▶ [RECORDS FOR THE TASK]:
┄┄┄┄┄┄┄┄┄┄

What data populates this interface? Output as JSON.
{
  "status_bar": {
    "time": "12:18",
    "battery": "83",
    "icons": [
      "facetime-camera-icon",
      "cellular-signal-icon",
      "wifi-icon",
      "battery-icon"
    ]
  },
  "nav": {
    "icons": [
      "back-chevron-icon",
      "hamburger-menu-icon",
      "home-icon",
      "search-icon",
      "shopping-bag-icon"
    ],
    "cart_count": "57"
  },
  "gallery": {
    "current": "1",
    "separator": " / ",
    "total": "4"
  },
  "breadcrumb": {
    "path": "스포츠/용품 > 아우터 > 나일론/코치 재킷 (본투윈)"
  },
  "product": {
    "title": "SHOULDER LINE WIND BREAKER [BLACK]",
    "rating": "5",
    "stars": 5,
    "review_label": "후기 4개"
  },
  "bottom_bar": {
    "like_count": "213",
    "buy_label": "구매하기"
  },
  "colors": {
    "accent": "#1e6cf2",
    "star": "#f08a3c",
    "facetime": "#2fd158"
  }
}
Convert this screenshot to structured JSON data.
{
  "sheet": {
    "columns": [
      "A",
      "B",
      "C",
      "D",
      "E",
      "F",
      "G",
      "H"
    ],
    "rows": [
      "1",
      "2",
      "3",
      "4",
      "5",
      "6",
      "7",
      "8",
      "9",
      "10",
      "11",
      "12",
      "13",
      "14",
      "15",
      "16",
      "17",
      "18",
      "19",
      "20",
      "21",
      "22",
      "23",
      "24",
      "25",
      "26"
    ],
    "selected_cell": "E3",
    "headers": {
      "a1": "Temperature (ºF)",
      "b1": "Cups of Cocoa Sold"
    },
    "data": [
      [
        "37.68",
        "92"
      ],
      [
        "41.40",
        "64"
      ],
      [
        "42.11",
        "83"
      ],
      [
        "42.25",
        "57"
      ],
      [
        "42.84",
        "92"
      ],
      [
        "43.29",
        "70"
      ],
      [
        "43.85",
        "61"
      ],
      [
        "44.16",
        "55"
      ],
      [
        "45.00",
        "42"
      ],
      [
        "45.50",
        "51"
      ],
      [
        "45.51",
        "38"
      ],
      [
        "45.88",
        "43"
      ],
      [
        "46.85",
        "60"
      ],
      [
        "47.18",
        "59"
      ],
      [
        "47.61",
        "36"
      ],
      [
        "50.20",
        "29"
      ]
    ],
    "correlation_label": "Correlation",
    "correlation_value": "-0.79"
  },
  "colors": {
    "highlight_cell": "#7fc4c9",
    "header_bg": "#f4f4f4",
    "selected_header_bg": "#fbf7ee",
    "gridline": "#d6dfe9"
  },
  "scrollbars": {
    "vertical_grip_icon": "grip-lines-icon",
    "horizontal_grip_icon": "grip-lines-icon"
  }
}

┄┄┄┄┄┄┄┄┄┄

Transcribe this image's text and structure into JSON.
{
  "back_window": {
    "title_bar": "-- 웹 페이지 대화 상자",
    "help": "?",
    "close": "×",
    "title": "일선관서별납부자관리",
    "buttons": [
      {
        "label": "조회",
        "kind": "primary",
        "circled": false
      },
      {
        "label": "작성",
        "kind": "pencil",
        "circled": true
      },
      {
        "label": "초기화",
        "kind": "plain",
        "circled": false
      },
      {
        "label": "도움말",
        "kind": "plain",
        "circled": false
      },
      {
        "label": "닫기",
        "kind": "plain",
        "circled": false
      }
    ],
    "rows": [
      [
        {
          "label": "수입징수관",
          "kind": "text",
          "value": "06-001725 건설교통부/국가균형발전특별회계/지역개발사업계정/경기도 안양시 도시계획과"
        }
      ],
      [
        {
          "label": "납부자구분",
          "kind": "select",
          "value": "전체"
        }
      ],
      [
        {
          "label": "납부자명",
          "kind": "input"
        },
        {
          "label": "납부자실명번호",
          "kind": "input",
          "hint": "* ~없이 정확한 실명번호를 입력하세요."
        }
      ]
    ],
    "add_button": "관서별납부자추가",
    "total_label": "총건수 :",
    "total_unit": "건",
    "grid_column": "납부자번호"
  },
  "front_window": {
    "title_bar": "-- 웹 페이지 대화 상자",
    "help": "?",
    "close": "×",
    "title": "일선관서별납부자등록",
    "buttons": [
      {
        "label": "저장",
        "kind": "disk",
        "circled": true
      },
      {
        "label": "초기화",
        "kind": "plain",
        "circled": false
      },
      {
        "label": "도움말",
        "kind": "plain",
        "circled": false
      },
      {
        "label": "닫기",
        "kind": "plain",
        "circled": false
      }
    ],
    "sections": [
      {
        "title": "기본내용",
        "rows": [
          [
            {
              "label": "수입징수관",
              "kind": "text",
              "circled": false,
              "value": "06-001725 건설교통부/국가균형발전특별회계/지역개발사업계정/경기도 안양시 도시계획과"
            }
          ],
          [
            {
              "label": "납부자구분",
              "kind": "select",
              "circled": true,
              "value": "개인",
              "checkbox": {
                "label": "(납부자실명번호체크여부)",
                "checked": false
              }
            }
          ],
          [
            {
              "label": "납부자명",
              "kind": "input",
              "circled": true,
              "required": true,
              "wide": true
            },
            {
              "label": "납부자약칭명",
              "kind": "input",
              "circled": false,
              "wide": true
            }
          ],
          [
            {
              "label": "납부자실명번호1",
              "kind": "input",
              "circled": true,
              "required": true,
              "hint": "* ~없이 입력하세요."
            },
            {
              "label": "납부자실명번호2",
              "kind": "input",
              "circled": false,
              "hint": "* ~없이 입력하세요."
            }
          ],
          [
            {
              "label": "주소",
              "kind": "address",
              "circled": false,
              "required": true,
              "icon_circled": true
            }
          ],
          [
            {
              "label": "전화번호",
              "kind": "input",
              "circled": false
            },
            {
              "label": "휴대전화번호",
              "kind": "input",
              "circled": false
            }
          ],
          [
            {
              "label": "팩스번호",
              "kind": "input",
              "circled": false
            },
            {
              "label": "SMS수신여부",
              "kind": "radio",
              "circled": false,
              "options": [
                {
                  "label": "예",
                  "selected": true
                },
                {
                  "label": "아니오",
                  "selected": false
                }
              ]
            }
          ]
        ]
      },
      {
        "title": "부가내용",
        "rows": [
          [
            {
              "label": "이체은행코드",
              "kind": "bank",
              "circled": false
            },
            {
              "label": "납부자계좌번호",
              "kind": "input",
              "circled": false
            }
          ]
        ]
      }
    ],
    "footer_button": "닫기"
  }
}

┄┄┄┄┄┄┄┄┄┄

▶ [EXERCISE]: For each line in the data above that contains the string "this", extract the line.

▶ [RESULT]:
What data populates this interface? Output as JSON.
Convert this screenshot to structured JSON data.
Transcribe this image's text and structure into JSON.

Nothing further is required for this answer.